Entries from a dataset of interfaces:
[Start of Attachment]

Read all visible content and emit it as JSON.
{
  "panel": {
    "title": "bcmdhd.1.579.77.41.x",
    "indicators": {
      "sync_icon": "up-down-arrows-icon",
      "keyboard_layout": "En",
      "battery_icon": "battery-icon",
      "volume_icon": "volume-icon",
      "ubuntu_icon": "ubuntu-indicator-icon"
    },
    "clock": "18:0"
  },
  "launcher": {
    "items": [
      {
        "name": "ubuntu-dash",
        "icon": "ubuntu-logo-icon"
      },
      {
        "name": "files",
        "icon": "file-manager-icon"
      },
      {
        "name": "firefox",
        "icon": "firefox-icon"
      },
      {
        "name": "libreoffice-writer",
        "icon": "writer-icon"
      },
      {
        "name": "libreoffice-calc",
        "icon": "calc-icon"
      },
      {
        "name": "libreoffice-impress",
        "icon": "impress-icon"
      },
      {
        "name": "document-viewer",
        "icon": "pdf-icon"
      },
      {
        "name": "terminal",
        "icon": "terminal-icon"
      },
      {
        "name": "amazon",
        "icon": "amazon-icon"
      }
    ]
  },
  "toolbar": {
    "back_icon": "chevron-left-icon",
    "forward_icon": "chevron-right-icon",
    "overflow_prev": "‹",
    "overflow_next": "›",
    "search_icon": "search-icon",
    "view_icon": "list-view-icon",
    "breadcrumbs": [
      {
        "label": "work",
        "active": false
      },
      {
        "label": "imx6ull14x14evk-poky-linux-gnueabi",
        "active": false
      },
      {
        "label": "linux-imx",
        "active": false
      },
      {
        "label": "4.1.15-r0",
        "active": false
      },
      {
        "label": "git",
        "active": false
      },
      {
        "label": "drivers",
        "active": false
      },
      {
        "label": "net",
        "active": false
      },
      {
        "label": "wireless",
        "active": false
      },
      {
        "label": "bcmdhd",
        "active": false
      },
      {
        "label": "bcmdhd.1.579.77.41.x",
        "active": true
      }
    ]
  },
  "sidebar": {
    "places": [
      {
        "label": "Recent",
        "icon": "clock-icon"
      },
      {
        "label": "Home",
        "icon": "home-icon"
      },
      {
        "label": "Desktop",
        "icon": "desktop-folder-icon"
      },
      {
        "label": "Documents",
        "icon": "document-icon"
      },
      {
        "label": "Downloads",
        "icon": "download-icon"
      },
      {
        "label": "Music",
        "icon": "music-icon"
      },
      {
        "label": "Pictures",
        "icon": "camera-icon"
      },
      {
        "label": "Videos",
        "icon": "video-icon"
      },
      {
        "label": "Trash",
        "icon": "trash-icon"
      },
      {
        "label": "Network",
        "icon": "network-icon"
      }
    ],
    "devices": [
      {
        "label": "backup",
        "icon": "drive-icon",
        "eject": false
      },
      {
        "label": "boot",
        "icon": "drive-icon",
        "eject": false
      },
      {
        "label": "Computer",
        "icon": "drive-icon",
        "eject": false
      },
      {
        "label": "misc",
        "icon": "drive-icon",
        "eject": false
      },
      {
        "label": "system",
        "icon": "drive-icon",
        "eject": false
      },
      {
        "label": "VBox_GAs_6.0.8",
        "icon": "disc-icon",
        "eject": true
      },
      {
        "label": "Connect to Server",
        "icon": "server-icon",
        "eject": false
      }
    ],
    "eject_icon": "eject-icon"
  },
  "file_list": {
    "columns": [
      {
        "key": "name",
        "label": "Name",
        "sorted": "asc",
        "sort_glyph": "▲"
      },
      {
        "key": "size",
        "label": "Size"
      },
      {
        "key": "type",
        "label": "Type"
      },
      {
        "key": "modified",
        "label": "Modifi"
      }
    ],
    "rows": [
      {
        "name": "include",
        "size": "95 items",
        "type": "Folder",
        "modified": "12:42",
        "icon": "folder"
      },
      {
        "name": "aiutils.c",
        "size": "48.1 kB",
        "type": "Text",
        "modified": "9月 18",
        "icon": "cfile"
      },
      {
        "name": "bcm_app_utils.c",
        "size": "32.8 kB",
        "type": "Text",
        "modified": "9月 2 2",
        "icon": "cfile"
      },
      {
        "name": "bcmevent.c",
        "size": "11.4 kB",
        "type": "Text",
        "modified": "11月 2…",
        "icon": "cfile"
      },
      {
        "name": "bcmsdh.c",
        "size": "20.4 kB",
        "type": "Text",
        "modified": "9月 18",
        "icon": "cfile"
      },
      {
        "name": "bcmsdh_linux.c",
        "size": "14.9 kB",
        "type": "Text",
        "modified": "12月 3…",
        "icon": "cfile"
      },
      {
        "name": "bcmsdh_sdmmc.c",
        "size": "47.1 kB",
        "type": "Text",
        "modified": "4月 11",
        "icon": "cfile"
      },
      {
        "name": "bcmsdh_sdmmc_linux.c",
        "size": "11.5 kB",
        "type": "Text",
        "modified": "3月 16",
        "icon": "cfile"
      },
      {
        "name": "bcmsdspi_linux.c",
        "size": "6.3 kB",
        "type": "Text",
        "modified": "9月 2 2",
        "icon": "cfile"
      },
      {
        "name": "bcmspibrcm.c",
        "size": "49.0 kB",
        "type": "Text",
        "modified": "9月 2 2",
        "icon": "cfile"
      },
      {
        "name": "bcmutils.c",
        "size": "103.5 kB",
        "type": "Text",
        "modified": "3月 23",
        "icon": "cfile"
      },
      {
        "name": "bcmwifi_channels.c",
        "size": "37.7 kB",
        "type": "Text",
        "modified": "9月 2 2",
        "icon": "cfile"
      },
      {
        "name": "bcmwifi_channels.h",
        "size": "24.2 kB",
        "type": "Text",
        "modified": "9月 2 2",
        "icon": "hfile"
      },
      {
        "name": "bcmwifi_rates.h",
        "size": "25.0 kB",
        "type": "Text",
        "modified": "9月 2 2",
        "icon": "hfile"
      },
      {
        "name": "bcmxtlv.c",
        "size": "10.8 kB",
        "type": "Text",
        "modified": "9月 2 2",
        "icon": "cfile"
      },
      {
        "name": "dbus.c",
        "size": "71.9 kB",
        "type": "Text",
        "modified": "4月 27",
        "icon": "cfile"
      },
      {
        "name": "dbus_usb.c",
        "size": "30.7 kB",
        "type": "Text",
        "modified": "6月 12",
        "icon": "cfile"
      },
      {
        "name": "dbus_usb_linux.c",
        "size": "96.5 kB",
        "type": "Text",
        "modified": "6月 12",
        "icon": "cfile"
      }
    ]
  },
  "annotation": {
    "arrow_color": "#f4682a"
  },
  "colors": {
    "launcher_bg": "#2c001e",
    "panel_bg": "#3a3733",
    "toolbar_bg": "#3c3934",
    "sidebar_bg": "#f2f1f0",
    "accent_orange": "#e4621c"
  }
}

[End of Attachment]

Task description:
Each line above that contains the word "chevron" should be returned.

Result of this task:
    "back_icon": "chevron-left-icon",
    "forward_icon": "chevron-right-icon",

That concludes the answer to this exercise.